Complete piano restoration
A complete piano restoration involves making major repairs to the piano. Most of the restoration that we do can take from a few hours to a few days to complete. When carrying out a complete restoration, the hammers, rollers, strings and shanks will be changed. The piano would need to go to the workshop for this.
Piano reconditioning work is not as extensive as a complete piano restoration. The piano normally does not go to the workshop while using what is already present on the piano rather than replacing parts. It works out to be cheaper because you eliminate the removal costs for the piano, labour and parts. However this option is subject to the condition of the piano.
This approach would only work if the frame work of the piano is still intact. The main elements of the frame work are ; soundboard, hammers, pin block, strings and the general mechanism of the action. Rather than replacing the hammers we would reface the existing ones. This process has the advantage of being able to retain the original tone of the piano. The emphasis in any restoration or reconditioning work is the tone and touch. The main contributing factor to improving the touch is fine regulation. process.
We also carry out an internal cleaning and lubrication process. This would extent to the strings, action, keys and sound board. This allows the piano to play smoothly and efficiently. There are many parts in the action mechanism, these generate a lot of friction which need lubrication. This simple but fine detail can be the determining factor in the desired outcome.
From minor piano repairs to major piano repairs, whatever your piano needs we will attend to it. We carry out intensive investigations into what the root problem is rather than offering a quick fix and dealing with the symptom. It can be a frustrating experience to keep having the same problem recurring. It is important to realize that piano problems are likely to happen and it is equally important to have permanent solutions when they occur. We offer these solutions.
The cost of completely restoring a piano can be quite expensive; however, the option is still available. For clients who are looking for an inexpensive yet effective way to improve the tone of the piano, we offer a reconditioning option. Part of this process includes hammer refacing. Hammer refacing involves reshaping flattened hammers rather than replacing the hammers. Flattened hammers affect the tone of the Piano. The shape of the hammer edge needs to be more pointed than a fist shape. The dynamics behind this is that; you want the least amount of felt to make contact with the strings. If you have a fist shape what is happening is that; the hammer is creating the sound and also stopping the sound, the dampers are the ones that should stop the sound. This effectively stops the piano from singing and resonating as it should.
Hammer misalignment causes a lot of problems with the tone and touch of the piano. Hammers will start to rub against each other causing sticky keys when playing. The tone is also affected because all the strings in each note will not be struck. This causes uneven tone, distortions and failure to properly tune the piano.
Cleaning the piano
When we are restoring the piano; we consider how the piano looked originally. We use specialist cleaning products; to improve the appearance of the piano. Pianos gather dust and dirt overtime; when the dirt settles, it affects the smooth playing of the piano. We also clean the strings as best as we can; without causing any damage.
Having a piano regulated can greatly improve the touch; making it more responsive especially when playing gently. Most times you will have a piano that is in tune; but not pleasurable to play.
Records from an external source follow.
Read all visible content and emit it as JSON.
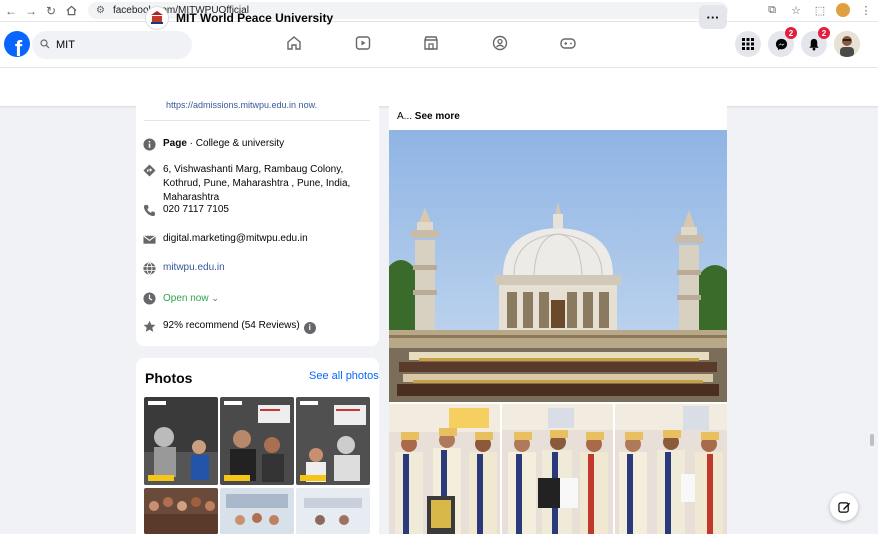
{
  "browser": {
    "url": "facebook.com/MITWPUOfficial"
  },
  "fb": {
    "search_value": "MIT",
    "notifications": {
      "messenger_count": "2",
      "bell_count": "2"
    }
  },
  "page_header": {
    "title": "MIT World Peace University",
    "more_label": "···"
  },
  "intro": {
    "cut_text": "https://admissions.mitwpu.edu.in now.",
    "items": [
      {
        "strong": "Page",
        "text": " · College & university"
      },
      {
        "text": "6, Vishwashanti Marg, Rambaug Colony, Kothrud, Pune, Maharashtra , Pune, India, Maharashtra"
      },
      {
        "text": "020 7117 7105"
      },
      {
        "text": "digital.marketing@mitwpu.edu.in"
      },
      {
        "text": "mitwpu.edu.in"
      },
      {
        "text": "Open now",
        "suffix": "⌄"
      },
      {
        "text": "92% recommend (54 Reviews)",
        "info": "i"
      }
    ]
  },
  "photos": {
    "title": "Photos",
    "see_all": "See all photos"
  },
  "post": {
    "cut_text": "",
    "see_more_prefix": "A... ",
    "see_more_label": "See more"
  },
  "colors": {
    "fb_blue": "#0866ff",
    "link": "#385898",
    "badge_red": "#e41e3f",
    "open_green": "#31a24c"
  }
}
A piano that is well regulated will give you more control; because you can play different variations; while getting a response from the piano without having to press hard to get a response. There is a difference between; response and resistance when it comes to the touch on a piano. You need the necessary amount of resistance to give you the sense of pressing something; but this can be archived without compromising how well the piano responds.
In some cases you will have an uneven touch on the keyboard. This will be evident through some notes being heavier that the rest; and some responding more that others. This usually creates the frustration of missing certain notes when playing a piece; due to lack of repetition and response.
Regulation also goes a long in improving the tone of the piano. The hammers must hit the strings at the right distance and angle; while the hammers must get close to the strings before returning to playing position. The force needed to move the hammer; and other factors in the downward movement of the keys must be correct. It is therefore important; to have your piano regulated in order to get the best playing experience.
The decision to restore/recondition your piano or to buy a new one
The decision to restore/recondition your piano compared to buying a new piano can be very difficult. There are factors that we can discuss with you depending on the make and model of your old piano; and the extend of wear. Unfortunately it might not ultimately come down to one factor but a combination of different things.
The first question is usually what do you want to achieve? Do you want a piece of furniture?, do you want a musical instrument?, an investment?, or an inheritance to pass on to your family? Having established this the decision easier. The next question would be how much you want to spend on bringing your piano back to life?, and how much would you be willing to spend on a new piano? The crucial thing to establish at this point is, how much your piano will cost to restore / recondition? What the end value it would have after. It is important to get a comprehensive report on your piano from a piano tuner / technician. The report should contain expected results after restoring / reconditioning your piano. At this point it is almost clear what is more viable.